RECORD SET Block Start
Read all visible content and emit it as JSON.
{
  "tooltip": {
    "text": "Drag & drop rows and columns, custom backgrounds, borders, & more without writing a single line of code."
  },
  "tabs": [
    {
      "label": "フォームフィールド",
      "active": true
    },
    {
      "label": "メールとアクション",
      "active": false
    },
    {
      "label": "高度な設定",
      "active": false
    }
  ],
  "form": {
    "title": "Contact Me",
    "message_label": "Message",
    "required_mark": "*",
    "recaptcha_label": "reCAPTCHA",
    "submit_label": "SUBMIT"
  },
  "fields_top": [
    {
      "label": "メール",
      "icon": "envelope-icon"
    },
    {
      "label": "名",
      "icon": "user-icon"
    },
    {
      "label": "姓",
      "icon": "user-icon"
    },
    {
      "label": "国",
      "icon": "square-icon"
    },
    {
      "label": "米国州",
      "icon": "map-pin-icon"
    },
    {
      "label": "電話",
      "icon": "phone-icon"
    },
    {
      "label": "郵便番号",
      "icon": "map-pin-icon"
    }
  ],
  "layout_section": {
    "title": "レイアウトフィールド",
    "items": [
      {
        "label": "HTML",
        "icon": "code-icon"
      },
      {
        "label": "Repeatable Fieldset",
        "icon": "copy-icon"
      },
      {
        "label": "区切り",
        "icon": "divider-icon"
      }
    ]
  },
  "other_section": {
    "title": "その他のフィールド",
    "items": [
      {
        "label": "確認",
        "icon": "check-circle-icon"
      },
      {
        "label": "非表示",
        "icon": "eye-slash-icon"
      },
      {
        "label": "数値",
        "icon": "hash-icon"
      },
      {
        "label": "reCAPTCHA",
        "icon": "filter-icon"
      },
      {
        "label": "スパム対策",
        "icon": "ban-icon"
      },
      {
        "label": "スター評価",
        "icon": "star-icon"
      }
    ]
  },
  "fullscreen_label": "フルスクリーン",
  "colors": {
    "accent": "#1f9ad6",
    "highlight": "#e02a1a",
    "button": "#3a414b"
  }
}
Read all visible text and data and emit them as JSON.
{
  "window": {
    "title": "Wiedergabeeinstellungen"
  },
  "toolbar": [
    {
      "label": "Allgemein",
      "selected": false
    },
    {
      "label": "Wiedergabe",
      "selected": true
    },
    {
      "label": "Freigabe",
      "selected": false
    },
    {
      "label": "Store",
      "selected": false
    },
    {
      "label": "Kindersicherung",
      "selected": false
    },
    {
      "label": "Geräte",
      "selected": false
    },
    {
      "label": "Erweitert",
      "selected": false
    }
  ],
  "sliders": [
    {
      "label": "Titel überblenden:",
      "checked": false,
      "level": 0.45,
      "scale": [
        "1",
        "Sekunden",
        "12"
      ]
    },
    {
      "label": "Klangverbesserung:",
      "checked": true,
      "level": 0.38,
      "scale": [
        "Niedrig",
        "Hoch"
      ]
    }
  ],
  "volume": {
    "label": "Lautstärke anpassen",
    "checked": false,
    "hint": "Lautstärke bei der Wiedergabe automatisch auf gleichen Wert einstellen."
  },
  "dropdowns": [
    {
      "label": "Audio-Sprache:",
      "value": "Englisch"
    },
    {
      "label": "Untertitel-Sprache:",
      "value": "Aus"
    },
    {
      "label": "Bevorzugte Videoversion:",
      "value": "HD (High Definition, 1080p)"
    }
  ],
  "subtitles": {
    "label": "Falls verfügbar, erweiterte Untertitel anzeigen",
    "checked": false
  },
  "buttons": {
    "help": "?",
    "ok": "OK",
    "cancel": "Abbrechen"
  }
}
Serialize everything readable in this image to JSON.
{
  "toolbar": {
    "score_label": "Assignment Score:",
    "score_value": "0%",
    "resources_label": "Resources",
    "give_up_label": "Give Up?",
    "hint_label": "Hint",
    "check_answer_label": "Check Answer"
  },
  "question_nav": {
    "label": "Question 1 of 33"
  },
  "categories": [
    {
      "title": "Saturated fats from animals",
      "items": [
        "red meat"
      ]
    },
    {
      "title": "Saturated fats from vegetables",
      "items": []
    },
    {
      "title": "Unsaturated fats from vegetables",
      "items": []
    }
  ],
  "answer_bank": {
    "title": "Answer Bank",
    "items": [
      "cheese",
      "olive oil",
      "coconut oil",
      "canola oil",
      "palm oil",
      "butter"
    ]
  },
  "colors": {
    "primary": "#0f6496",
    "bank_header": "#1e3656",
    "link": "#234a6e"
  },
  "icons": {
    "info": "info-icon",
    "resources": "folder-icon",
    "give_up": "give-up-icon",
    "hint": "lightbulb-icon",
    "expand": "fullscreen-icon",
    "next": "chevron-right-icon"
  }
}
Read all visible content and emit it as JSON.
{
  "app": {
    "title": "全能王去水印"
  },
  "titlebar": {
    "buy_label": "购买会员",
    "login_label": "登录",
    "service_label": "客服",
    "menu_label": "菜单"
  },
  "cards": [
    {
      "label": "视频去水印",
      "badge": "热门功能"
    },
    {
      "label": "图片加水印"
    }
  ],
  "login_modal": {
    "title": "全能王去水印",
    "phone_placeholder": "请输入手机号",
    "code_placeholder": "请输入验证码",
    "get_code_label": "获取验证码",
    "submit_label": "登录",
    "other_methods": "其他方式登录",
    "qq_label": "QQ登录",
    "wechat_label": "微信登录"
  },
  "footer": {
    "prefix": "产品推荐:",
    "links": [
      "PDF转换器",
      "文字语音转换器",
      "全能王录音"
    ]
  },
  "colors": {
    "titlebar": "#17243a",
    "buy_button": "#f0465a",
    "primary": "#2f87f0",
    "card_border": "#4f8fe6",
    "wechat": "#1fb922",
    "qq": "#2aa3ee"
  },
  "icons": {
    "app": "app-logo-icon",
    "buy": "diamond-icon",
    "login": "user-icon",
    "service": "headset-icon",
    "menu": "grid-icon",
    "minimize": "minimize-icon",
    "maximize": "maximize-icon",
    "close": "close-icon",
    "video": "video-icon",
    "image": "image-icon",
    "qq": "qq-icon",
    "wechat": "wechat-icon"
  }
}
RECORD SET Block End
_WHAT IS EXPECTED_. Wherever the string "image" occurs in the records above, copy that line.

_OUTPUT BELOW_.
Serialize everything readable in this image to JSON.
    "image": "image-icon",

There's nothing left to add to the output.